The homogenization packages to be tested were chosen among those that participated in the COST Action ES0601, with the requirement that they should be able to run in a completely automatic mode, implemented in bash scripts on a Linux PC:

A few implementation details:

(Other packages can be added if developers or advanced users provide scripts that read input problem series and return their homogenized solutions.)

Domonkos P (2015): Homogenization of precipitation time series with ACMANT. Theor. Appl. Climatol., 122:303-314.
Guijarro, JA (2016). https://cran.r-project.org/web/packages/climatol/index.html
Mestre O, Domonkos P, Guijarro J, Aguilar E (2012). Not anymore available at http://www.homogenisation.org/Documents/HOMER.R
Szentimrey T. https://www.met.hu/en/omsz/rendezvenyek/homogenization_and_interpolation/software (Accessed 29/9/2011)
Wang XL, Feng Y (2013). https://etccdi.pacificclimate.org/software.shtml

Homogenization results

The results of the tests are evaluated through the comparison of the solutions provided by the tested packages with the true original homogeneous series.
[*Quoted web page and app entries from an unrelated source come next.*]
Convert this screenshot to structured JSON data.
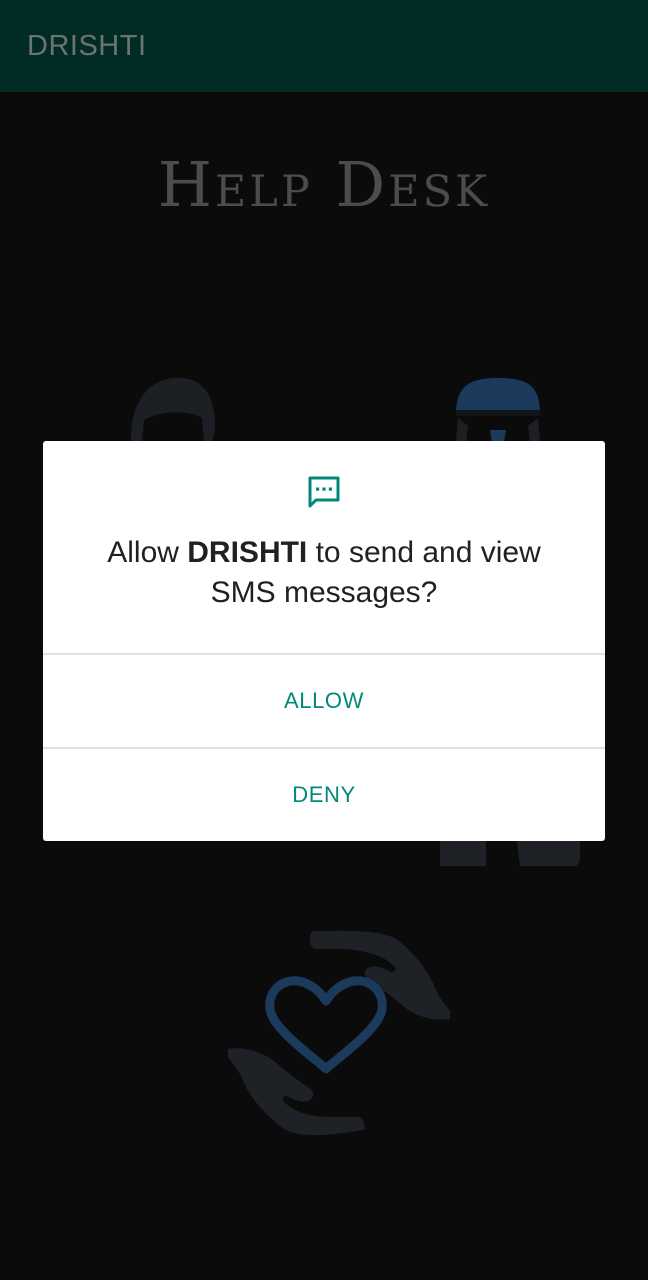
{
  "app_bar": {
    "title": "DRISHTI"
  },
  "page": {
    "title": "Help Desk"
  },
  "dialog": {
    "icon": "sms-message-icon",
    "message_prefix": "Allow ",
    "app_name": "DRISHTI",
    "message_suffix": " to send and view SMS messages?",
    "allow_label": "ALLOW",
    "deny_label": "DENY"
  },
  "colors": {
    "app_bar": "#012b25",
    "accent": "#00897b",
    "background": "#0b0b0b"
  }
}
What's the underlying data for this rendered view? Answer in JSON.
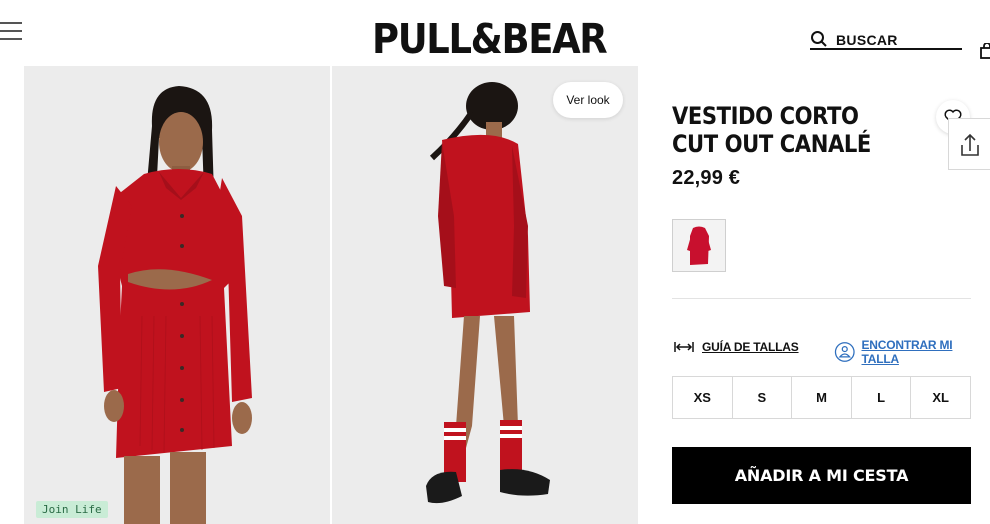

Four metrics have been computed from these comparisons:

  1. Root Mean Squared Error (RMSE) serves to measure how far are the returned homogenized series form the original.
  2. Errors of the trends in the returned solutions when compared to the original series is another important metric to check the impact of homogenization in climate change detection assessments.
  3. Errors in the means of returned series can be important when producing climatic maps from them.
  4. Errors in the standard deviations would show the impact in studies of variability and extreme values, but they would be more relevant in the case of daily series than for the monthly series simulated here.

(Results for metrics 3 and 4 will be added soon.)

It is important to note that all these metrics have been computed only on series whose problem was inhomogeneous, but new calculations will be done in the future involving all series, to account for cases in which the packages may have corrected false inhomogeneities.

Results are presented in separate web pages, grouped by types of experiments, by means of box-and-whisker plots showing the spread of the solutions provided by every package:


Temperature: | First five experiments | Several experiments with Tm2


(Summary tables of the results will be presented here in a near future.)


(Master networks and scripts needed to run these tests will be available here in a near future for the sake of transparency and reproducibility. A work of tidying up and ordering all that stuff is needed to avoid confusion to any potential user.)